START DATA SECTION

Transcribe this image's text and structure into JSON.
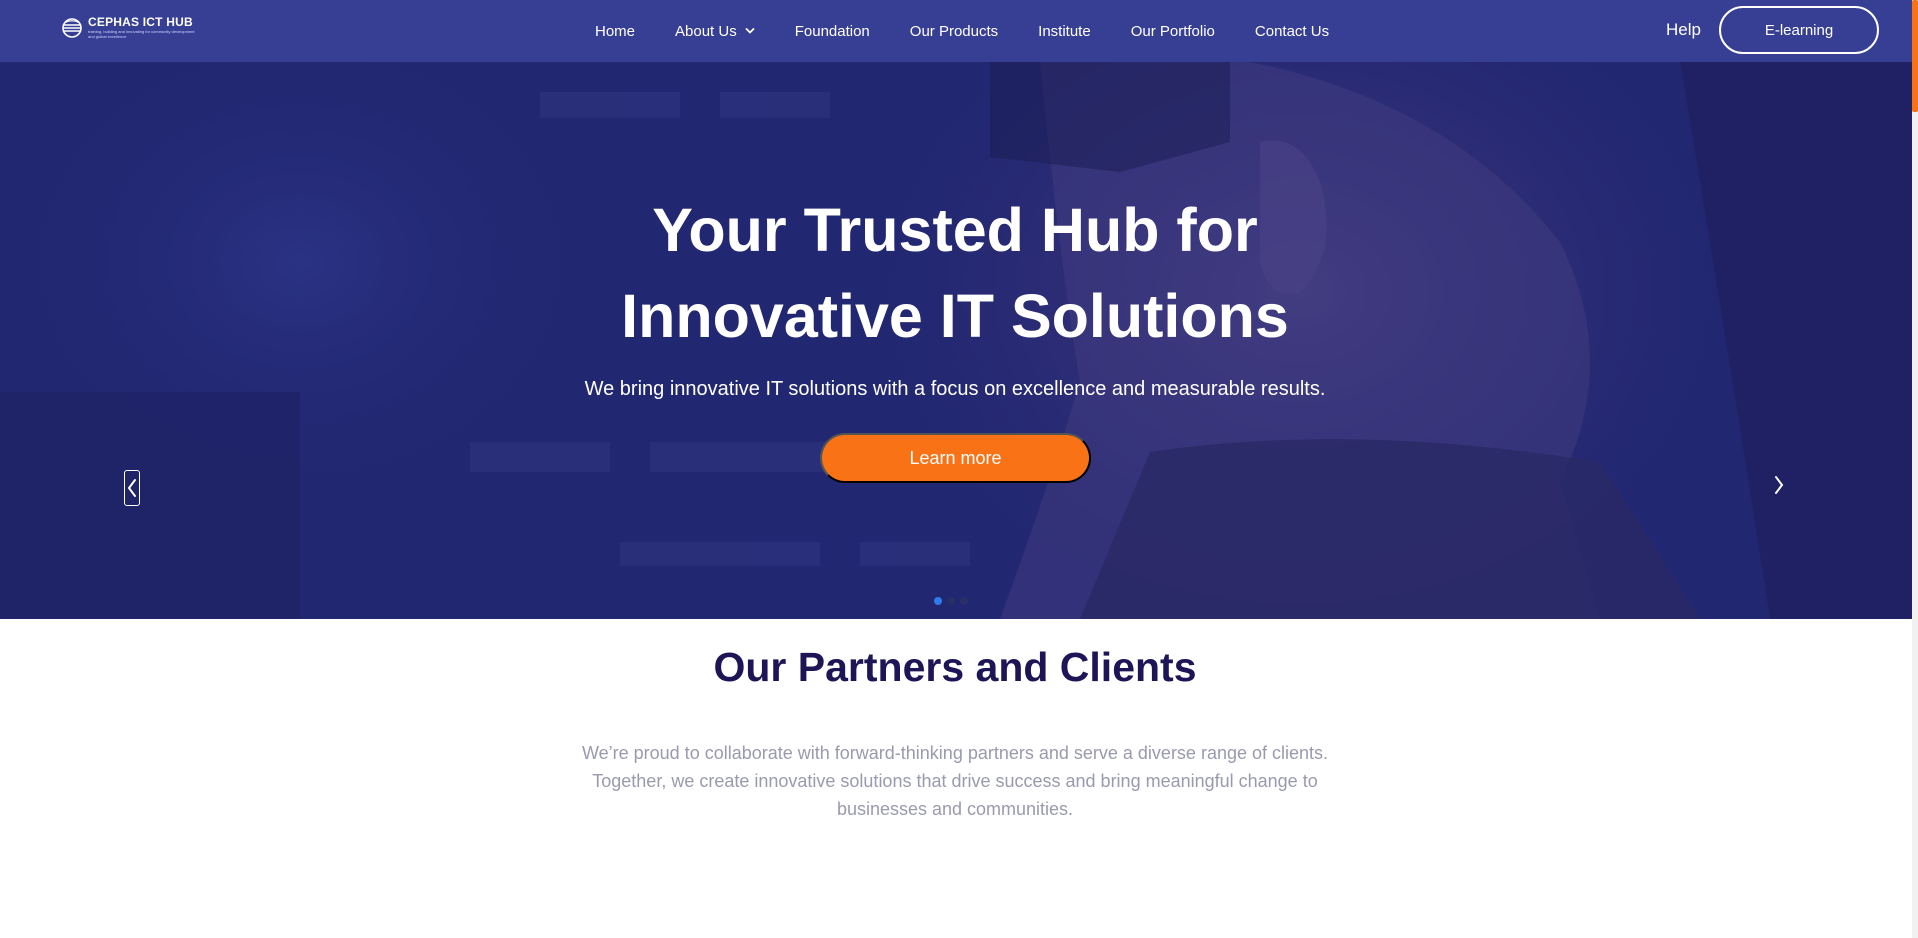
{
  "brand": {
    "name": "CEPHAS ICT HUB",
    "tagline": "training, building and innovating for community development and global excellence"
  },
  "nav": {
    "items": [
      {
        "label": "Home"
      },
      {
        "label": "About Us"
      },
      {
        "label": "Foundation"
      },
      {
        "label": "Our Products"
      },
      {
        "label": "Institute"
      },
      {
        "label": "Our Portfolio"
      },
      {
        "label": "Contact Us"
      }
    ],
    "help": "Help",
    "elearning": "E-learning"
  },
  "hero": {
    "title_line1": "Your Trusted Hub for",
    "title_line2": "Innovative IT Solutions",
    "subtitle": "We bring innovative IT solutions with a focus on excellence and measurable results.",
    "cta": "Learn more",
    "slide_count": 3,
    "active_slide": 1
  },
  "partners": {
    "title": "Our Partners and Clients",
    "line1": "We’re proud to collaborate with forward-thinking partners and serve a diverse range of clients.",
    "line2": "Together, we create innovative solutions that drive success and bring meaningful change to",
    "line3": "businesses and communities."
  },
  "colors": {
    "navbar": "#363f94",
    "accent": "#f97316",
    "heading": "#1e1556",
    "body_text": "#9a9aae",
    "active_dot": "#2f7be8"
  }
}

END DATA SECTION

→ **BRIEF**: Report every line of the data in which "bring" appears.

→ **PROBLEM SOLUTION**:
    "subtitle": "We bring innovative IT solutions with a focus on excellence and measurable results.",
    "line2": "Together, we create innovative solutions that drive success and bring meaningful change to",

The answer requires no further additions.